A ridiculously small amount of US aid, far less than 1% of its total aid budget, is spent in sub-Saharan Africa, the poorest place on Earth.
A lot of the United States’ aid funds go to Pakistan, to Israel, to countries that assist in the US's strategic interests. In that respect, foreign aid is, as it always was, a tool of foreign policy.
In stark contrast to Britain, which brought a wealth of diplomatic and technical know-how to post-colonial Africa, and France that bought influence throughout the continent with generous financial support, for most of the 20th century the United States brought only guns.
The US bears a historical responsibility for numerous regional and tribal conflicts that have destabilized countries such as Angola, Liberia, Congo and Somalia. Dictators have received billions of dollars of military aid and there are enough small arms in the continent for one in 20 people to have their own personal weapon. (In the two years September 2001-2003, the amount spent on military training for African officers has increased by over $2 million to $11.1m. )
Manganese for steel, cobalt for chrome and alloys, gold, fluorspar and germanium for industrial diamonds - Africa remains a treasure trove for the world's sophisticated economies. The US continues to rely on Africa for raw materials, and for American companies there are tremendous profits in the current trade agreements that continue the age-old exploitation of the continent by the rich world.
The trade and aid agreements reflect the continuing imbalance between Africa and the West.
"There is obviously poverty reduction rhetoric but when you look closely at the way aid is tied to contracts for US companies you can see that it is a different way of benefiting the domestic economy. It is being done for the benefit of US business and not for the poor of the countries receiving the aid," says Peter Hardstaff, head of policy at the UK-based World Development Movement.
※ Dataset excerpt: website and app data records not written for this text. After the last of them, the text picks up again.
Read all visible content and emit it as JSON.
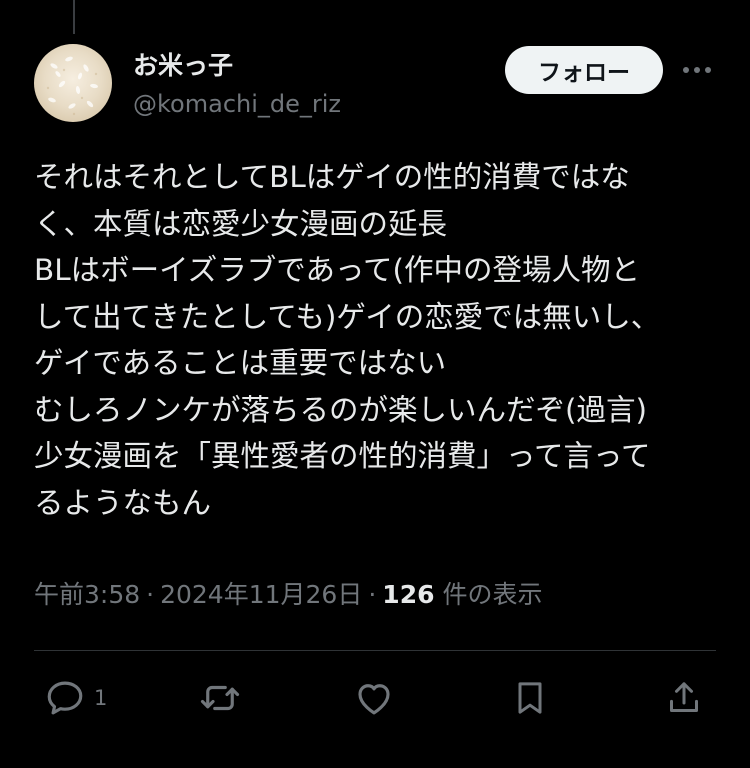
{
  "author": {
    "display_name": "お米っ子",
    "handle": "@komachi_de_riz"
  },
  "follow_button": {
    "label": "フォロー"
  },
  "tweet": {
    "lines": [
      "それはそれとしてBLはゲイの性的消費ではな",
      "く、本質は恋愛少女漫画の延長",
      "BLはボーイズラブであって(作中の登場人物と",
      "して出てきたとしても)ゲイの恋愛では無いし、",
      "ゲイであることは重要ではない",
      "むしろノンケが落ちるのが楽しいんだぞ(過言)",
      "少女漫画を「異性愛者の性的消費」って言って",
      "るようなもん"
    ]
  },
  "meta": {
    "time": "午前3:58",
    "separator": "·",
    "date": "2024年11月26日",
    "views_count": "126",
    "views_label": "件の表示"
  },
  "actions": {
    "reply_icon": "reply-icon",
    "reply_count": "1",
    "retweet_icon": "retweet-icon",
    "like_icon": "heart-icon",
    "bookmark_icon": "bookmark-icon",
    "share_icon": "share-icon"
  },
  "colors": {
    "background": "#000000",
    "text_primary": "#e7e9ea",
    "text_secondary": "#71767b",
    "divider": "#2f3336",
    "follow_button_bg": "#eff3f4",
    "follow_button_text": "#0f1419"
  }
}
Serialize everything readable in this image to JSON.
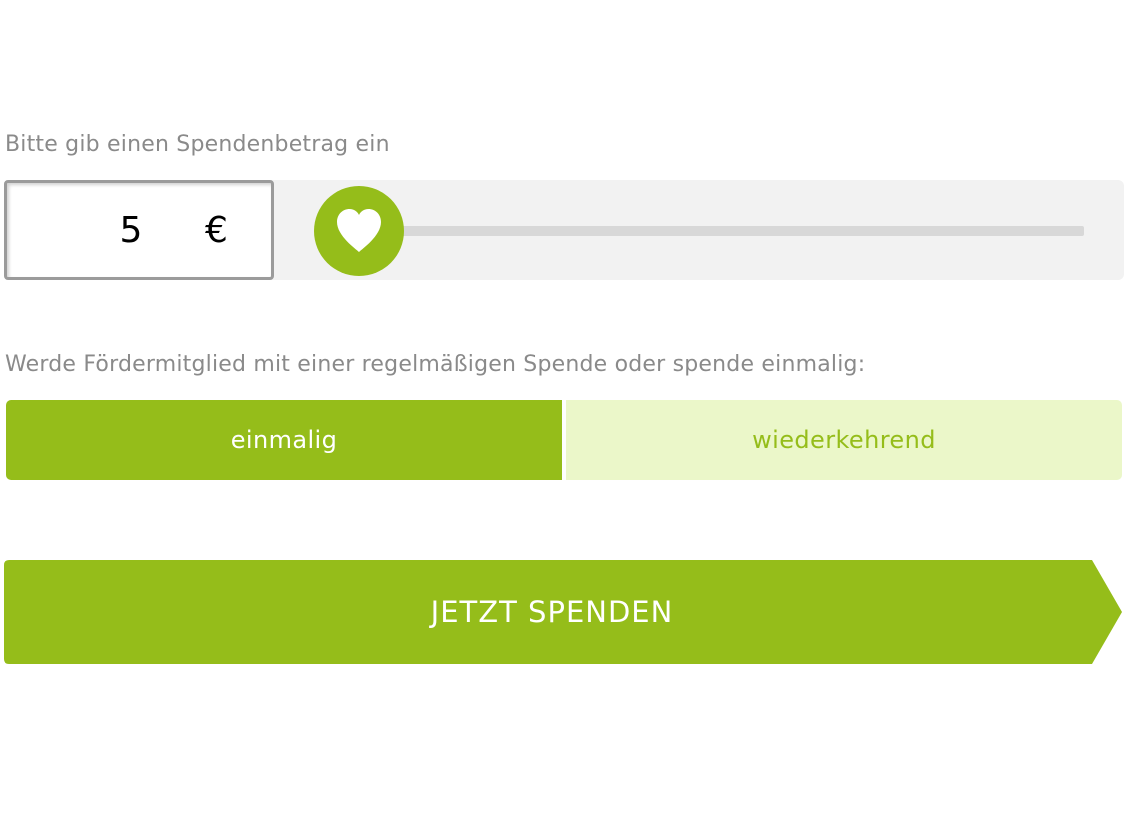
{
  "amount": {
    "label": "Bitte gib einen Spendenbetrag ein",
    "value": "5",
    "currency": "€"
  },
  "slider": {
    "thumb_icon": "heart-icon"
  },
  "interval": {
    "label": "Werde Fördermitglied mit einer regelmäßigen Spende oder spende einmalig:",
    "options": [
      {
        "label": "einmalig",
        "selected": true
      },
      {
        "label": "wiederkehrend",
        "selected": false
      }
    ]
  },
  "cta": {
    "label": "JETZT SPENDEN"
  },
  "colors": {
    "accent": "#95bd1a",
    "accent_light": "#ebf7c9",
    "label_gray": "#8a8a8a",
    "panel_bg": "#f2f2f2",
    "track": "#d8d8d8"
  }
}
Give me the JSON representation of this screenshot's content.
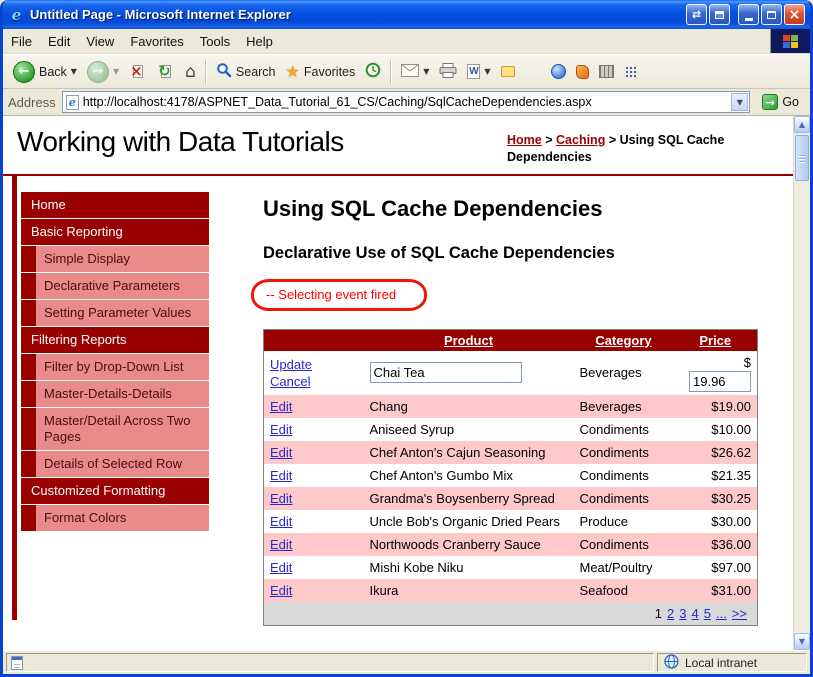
{
  "window": {
    "title": "Untitled Page - Microsoft Internet Explorer",
    "status": {
      "zone": "Local intranet"
    }
  },
  "menubar": {
    "items": [
      "File",
      "Edit",
      "View",
      "Favorites",
      "Tools",
      "Help"
    ]
  },
  "toolbar": {
    "back_label": "Back",
    "search_label": "Search",
    "favorites_label": "Favorites"
  },
  "addressbar": {
    "label": "Address",
    "url": "http://localhost:4178/ASPNET_Data_Tutorial_61_CS/Caching/SqlCacheDependencies.aspx",
    "go_label": "Go"
  },
  "page": {
    "site_title": "Working with Data Tutorials",
    "breadcrumb": {
      "home": "Home",
      "sep1": ">",
      "section": "Caching",
      "sep2": ">",
      "current": "Using SQL Cache Dependencies"
    },
    "heading": "Using SQL Cache Dependencies",
    "subheading": "Declarative Use of SQL Cache Dependencies",
    "event_message": "-- Selecting event fired"
  },
  "sidebar": {
    "items": [
      {
        "label": "Home",
        "type": "section"
      },
      {
        "label": "Basic Reporting",
        "type": "section"
      },
      {
        "label": "Simple Display",
        "type": "item"
      },
      {
        "label": "Declarative Parameters",
        "type": "item"
      },
      {
        "label": "Setting Parameter Values",
        "type": "item"
      },
      {
        "label": "Filtering Reports",
        "type": "section"
      },
      {
        "label": "Filter by Drop-Down List",
        "type": "item"
      },
      {
        "label": "Master-Details-Details",
        "type": "item"
      },
      {
        "label": "Master/Detail Across Two Pages",
        "type": "item"
      },
      {
        "label": "Details of Selected Row",
        "type": "item"
      },
      {
        "label": "Customized Formatting",
        "type": "section"
      },
      {
        "label": "Format Colors",
        "type": "item"
      }
    ]
  },
  "grid": {
    "headers": {
      "product": "Product",
      "category": "Category",
      "price": "Price"
    },
    "edit_row": {
      "update_label": "Update",
      "cancel_label": "Cancel",
      "product_value": "Chai Tea",
      "category": "Beverages",
      "currency": "$",
      "price_value": "19.96"
    },
    "rows": [
      {
        "action": "Edit",
        "product": "Chang",
        "category": "Beverages",
        "price": "$19.00"
      },
      {
        "action": "Edit",
        "product": "Aniseed Syrup",
        "category": "Condiments",
        "price": "$10.00"
      },
      {
        "action": "Edit",
        "product": "Chef Anton's Cajun Seasoning",
        "category": "Condiments",
        "price": "$26.62"
      },
      {
        "action": "Edit",
        "product": "Chef Anton's Gumbo Mix",
        "category": "Condiments",
        "price": "$21.35"
      },
      {
        "action": "Edit",
        "product": "Grandma's Boysenberry Spread",
        "category": "Condiments",
        "price": "$30.25"
      },
      {
        "action": "Edit",
        "product": "Uncle Bob's Organic Dried Pears",
        "category": "Produce",
        "price": "$30.00"
      },
      {
        "action": "Edit",
        "product": "Northwoods Cranberry Sauce",
        "category": "Condiments",
        "price": "$36.00"
      },
      {
        "action": "Edit",
        "product": "Mishi Kobe Niku",
        "category": "Meat/Poultry",
        "price": "$97.00"
      },
      {
        "action": "Edit",
        "product": "Ikura",
        "category": "Seafood",
        "price": "$31.00"
      }
    ],
    "pager": {
      "current": "1",
      "links": [
        "2",
        "3",
        "4",
        "5",
        "...",
        ">>"
      ]
    }
  },
  "glyphs": {
    "ie": "e",
    "close": "×",
    "swap": "⇄",
    "back": "←",
    "forward": "→",
    "stop": "×",
    "refresh": "↻",
    "home": "⌂",
    "star": "★",
    "caret": "▼",
    "up": "▲",
    "down": "▼",
    "go": "→",
    "word": "W"
  },
  "colors": {
    "maroon": "#990000",
    "sidebar_pink": "#E98B8B",
    "row_pink": "#FFC9C9",
    "pager_gray": "#D9D9D9",
    "link_blue": "#2828CC",
    "annotation_red": "#F2150A"
  }
}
[From article written by Torcuil Crichton in The Sunday Herald of Scotland]